The Texas Supreme Court reversed and clarified the framework by which spoliation should be analyzed. Id. at 14. First, spoliation issues must be decided outside the presence of the jury. Id. at 20. The court explained that spoliation is an evidentiary concept and not a separate cause of action. Id. Because evidentiary matters are resolved by the trial court, so should spoliation matters. Id. Further, spoliation is a form of discovery abuse, which is also decided by the trial court. Id. Finally, allowing a jury to hear spoliation issues creates the concern that a jury will focus on the spoliation, rather than the merits of the case. Id.
Next, the spoliating party must have had a duty to preserve relevant evidence and subsequently breached that duty. Id. The burden of establishing that such a duty existed is on the party alleging spoliation. Id. The duty to preserve relevant evidence is breached by failing to exercise reasonable care to preserve the evidence. Id. Such breach may be either negligent or intentional. Id.
After the court has found that a party had a duty to preserve evidence and breached that duty, the court may then assess an appropriate remedy. Id. at 21. A wide range of remedies are available to the trial court, including an award of attorney’s fees or a spoliation instruction. Id. However, a spoliation instruction is “among the harshest sanctions a trial court may utilize to remedy an act of spoliation.” Id. at 22. The purpose of a spoliation remedy is to restore the parties to approximately their positions if all evidence were available.
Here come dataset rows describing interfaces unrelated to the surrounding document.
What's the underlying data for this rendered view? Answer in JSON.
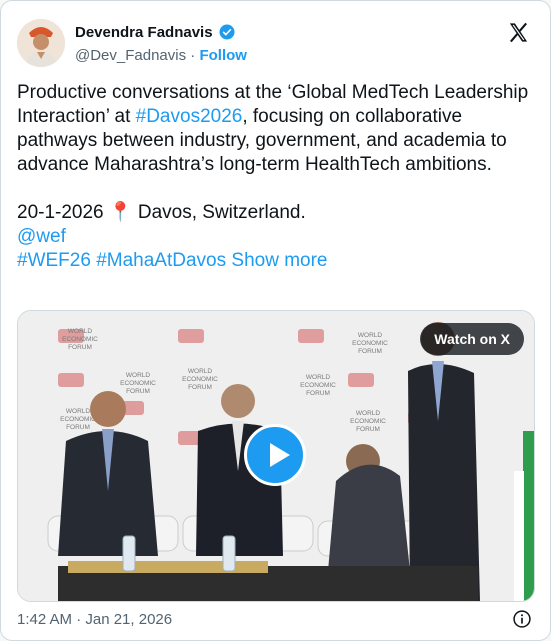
{
  "author": {
    "name": "Devendra Fadnavis",
    "handle": "@Dev_Fadnavis",
    "separator": "·",
    "follow_label": "Follow"
  },
  "tweet": {
    "p1_part1": "Productive conversations at the ‘Global MedTech Leadership Interaction’ at ",
    "p1_hashtag": "#Davos2026",
    "p1_part2": ", focusing on collaborative pathways between industry, government, and academia to advance Maharashtra’s long-term HealthTech ambitions.",
    "date": "20-1-2026",
    "pin": "📍",
    "location": " Davos, Switzerland.",
    "mention": "@wef",
    "hashtag1": "#WEF26",
    "hashtag2": "#MahaAtDavos",
    "show_more": "Show more"
  },
  "media": {
    "watch_label": "Watch on X",
    "backdrop_text": [
      "WORLD",
      "ECONOMIC",
      "FORUM"
    ]
  },
  "footer": {
    "timestamp": "1:42 AM · Jan 21, 2026"
  },
  "icons": {
    "verified": "verified-badge-icon",
    "x_logo": "x-logo-icon",
    "play": "play-icon",
    "info": "info-icon"
  },
  "colors": {
    "accent": "#1d9bf0",
    "text": "#0f1419",
    "muted": "#536471"
  }
}
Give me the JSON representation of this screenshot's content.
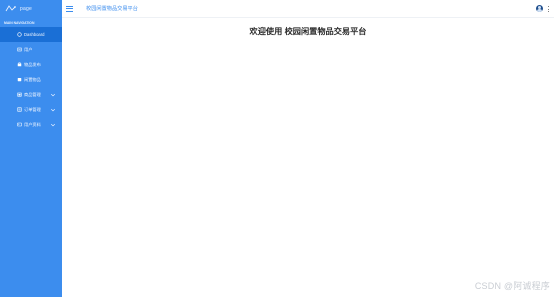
{
  "sidebar": {
    "logo_text": "page",
    "nav_header": "MAIN NAVIGATION",
    "items": [
      {
        "label": "Dashboard",
        "icon": "dashboard-icon"
      },
      {
        "label": "用户",
        "icon": "user-icon"
      },
      {
        "label": "物品发布",
        "icon": "publish-icon"
      },
      {
        "label": "闲置物品",
        "icon": "idle-items-icon"
      },
      {
        "label": "商品管理",
        "icon": "goods-icon",
        "expandable": true
      },
      {
        "label": "订单管理",
        "icon": "order-icon",
        "expandable": true
      },
      {
        "label": "用户资料",
        "icon": "profile-icon",
        "expandable": true
      }
    ],
    "bg_color": "#3c8dee",
    "active_color": "#1a6fd6"
  },
  "header": {
    "title": "校园闲置物品交易平台"
  },
  "main": {
    "welcome": "欢迎使用 校园闲置物品交易平台"
  },
  "watermark": "CSDN @阿诚程序"
}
Id. at 21. Moreover, the remedy must be “proportionate when weighing the culpability of the spoliating party and the prejudice to the nonspoliating party.” Id. The factors to consider when evaluating whether a party has been prejudiced include the relevance of the spoliated evidence, the harmful effect of the evidence on the spoliating party’s case, and “whether the spoliated evidence was cumulative of other competent evidence that may be used instead of the spoliated evidence.” Id. at 21-22.
A trial court may impose a spoliation instruction as a remedy in two limited circumstances: (1) the spoliating party intentionally destroyed or concealed the evidence; and (2) the spoliating party negligently destroyed the evidence but the nonspoliating party has been irreparably deprived of any “meaningful opportunity to present a claim or defense.” Id. at 23-25. Spoliation is intentional when the party acted with the “subjective purpose of concealing or destroying discoverable evidence.” Id. at 24. Notably, intentional spoliation encompasses “willful blindness,” which occurs when a party does not directly destroy evidence known to be relevant, but “allows for its destruction.” Id. Additionally, even after a trial court has found that spoliation was intentional, the court must still find that a lesser remedy would be insufficient to “ameliorate the prejudice caused by the spoliating party’s conduct.” Id. at 25. After the court finds that a lesser remedy is insufficient, then it is within a trial court’s discretion to impose a spoliation instruction. Id.
In sum, when a party requests a spoliation sanction, the Brookshire analysis directs the trial court to (1) decide whether the party possessed and breached a duty to preserve relevant evidence; (2) decide whether the spoliation was intentional or negligent; (3) assess the prejudice suffered by the nonspoliating party; and (4) impose a remedy.